Geoffroy's Cat is probably the most common wild cat in South America. It is similar in size to a domestic cat. They have a body length between 42 and 66 cms (16.5 - 26 inches), a tail length between 24 and 36 cms (9.5 - 14 inches) and they weigh between 2 and 6 Kgs (4.5 - 13 lbs).
In the north of their range the colour of their base coat is brown/yellow whilst in the southern part of their range it is grey. They are covered in black spots that merge into stripes around their neck, chest and face, and they have striped tails. It is not uncommon for completely black Geoffroy's cats to be found.
They are good swimmers and very agile climbers. They are mainly nocturnal and usually sleep in trees or dense vegetation during the day.
Geoffroy's Cats prefer thick cover and scrubland areas. They are found in Southern South America in the Andes, Pampas and Gran Chaco areas.
They are solitary animals and they have a home range between 2 and 9 Kms (1.2 - 5.6 miles). Home ranges of females will overlap each other but ranges of male Geoffroy's Cats do not.
The diet of a Geoffroy's Cat mainly consists of birds, fish, small mammals, reptiles and amphibians.

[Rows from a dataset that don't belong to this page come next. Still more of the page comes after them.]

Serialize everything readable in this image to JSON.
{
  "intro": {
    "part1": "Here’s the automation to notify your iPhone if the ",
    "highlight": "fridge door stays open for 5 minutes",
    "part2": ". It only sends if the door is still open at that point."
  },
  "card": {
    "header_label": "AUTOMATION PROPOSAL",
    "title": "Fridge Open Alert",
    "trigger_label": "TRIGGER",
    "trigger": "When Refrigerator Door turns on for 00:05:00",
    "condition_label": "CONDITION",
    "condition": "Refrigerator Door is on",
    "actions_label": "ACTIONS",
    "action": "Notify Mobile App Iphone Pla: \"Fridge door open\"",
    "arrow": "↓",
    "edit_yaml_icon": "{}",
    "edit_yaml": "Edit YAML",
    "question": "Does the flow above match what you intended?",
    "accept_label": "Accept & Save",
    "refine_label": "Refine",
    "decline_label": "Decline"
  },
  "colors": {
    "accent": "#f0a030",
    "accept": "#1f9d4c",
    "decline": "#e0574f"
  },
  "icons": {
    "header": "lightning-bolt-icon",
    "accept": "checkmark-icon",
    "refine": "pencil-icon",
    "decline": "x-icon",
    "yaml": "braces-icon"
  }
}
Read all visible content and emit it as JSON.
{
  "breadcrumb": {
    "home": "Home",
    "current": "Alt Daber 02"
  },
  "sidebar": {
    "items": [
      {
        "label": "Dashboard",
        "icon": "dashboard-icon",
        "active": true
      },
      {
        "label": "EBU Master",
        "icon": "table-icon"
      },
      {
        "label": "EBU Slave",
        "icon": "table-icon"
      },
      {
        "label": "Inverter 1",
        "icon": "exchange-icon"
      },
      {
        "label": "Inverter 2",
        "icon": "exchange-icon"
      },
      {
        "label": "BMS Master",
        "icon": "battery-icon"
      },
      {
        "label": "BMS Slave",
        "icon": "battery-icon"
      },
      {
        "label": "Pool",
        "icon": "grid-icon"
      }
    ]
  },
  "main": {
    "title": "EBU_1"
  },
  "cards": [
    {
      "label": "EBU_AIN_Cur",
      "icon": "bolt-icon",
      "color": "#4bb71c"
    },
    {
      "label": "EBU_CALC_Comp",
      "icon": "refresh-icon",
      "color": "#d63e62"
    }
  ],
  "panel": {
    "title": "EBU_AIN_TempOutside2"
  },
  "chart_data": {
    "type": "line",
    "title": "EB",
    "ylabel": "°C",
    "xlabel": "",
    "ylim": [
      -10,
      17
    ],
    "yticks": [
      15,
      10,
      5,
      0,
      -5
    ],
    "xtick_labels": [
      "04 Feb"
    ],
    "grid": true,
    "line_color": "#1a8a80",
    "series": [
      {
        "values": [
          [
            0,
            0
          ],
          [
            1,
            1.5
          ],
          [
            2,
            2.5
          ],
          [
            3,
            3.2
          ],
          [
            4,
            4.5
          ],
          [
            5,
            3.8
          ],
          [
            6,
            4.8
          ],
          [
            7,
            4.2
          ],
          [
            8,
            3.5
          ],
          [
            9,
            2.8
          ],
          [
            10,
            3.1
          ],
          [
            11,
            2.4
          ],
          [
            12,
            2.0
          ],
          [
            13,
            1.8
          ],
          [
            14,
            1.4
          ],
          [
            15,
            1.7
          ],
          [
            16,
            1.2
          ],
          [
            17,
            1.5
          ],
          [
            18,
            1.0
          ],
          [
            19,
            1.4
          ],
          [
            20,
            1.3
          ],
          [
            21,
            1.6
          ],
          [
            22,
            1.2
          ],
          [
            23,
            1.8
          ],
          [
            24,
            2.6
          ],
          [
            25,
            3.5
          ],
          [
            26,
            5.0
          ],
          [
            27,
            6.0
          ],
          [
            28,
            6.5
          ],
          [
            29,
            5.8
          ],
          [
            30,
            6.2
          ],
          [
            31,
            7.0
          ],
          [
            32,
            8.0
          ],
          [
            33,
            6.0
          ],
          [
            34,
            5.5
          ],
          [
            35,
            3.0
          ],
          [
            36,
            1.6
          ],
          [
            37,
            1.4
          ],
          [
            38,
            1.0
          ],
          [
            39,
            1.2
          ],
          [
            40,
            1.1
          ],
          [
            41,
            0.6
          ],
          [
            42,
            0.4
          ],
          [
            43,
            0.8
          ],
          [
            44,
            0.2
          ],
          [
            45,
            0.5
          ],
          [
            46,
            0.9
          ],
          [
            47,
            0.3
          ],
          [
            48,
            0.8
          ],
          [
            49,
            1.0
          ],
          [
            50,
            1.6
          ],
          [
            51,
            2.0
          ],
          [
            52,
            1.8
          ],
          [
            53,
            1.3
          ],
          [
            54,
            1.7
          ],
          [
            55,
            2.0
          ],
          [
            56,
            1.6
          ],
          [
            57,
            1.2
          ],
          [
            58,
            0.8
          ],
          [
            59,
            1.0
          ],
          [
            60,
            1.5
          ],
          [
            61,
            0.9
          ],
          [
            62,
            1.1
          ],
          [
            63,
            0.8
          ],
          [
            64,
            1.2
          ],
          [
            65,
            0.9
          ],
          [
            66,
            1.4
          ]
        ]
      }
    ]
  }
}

After a gestation period of 72 - 78 days a Geoffroy's cat will give birth to 1 - 3 kittens in a den located in a rocky area. At birth the kittens will weigh approximately 65g (2.3 oz) and within 10 days they will open their eyes. After about 6 weeks they will be fully mobile.
Females will become sexually mature at 18 months, and males at 2 years of age.
The main predator of a Geoffroy's Cat is man.
There are four subspecies of Geoffroy's Cat:
Leopardus geoffroyi geoffroyi - Central Argentina
Leopardus geoffroyi euxantha - Northern Argentina, Andean Bolivia
Leopardus geoffroyi paraguae - Paraguay, South East Brazil, Uruguay, North Argentina
Leopardus geoffroyi salinarum - North West to Central Argentina
Geoffroy's Cats are also known as:
Gato Montes - meaning cat of the mountains.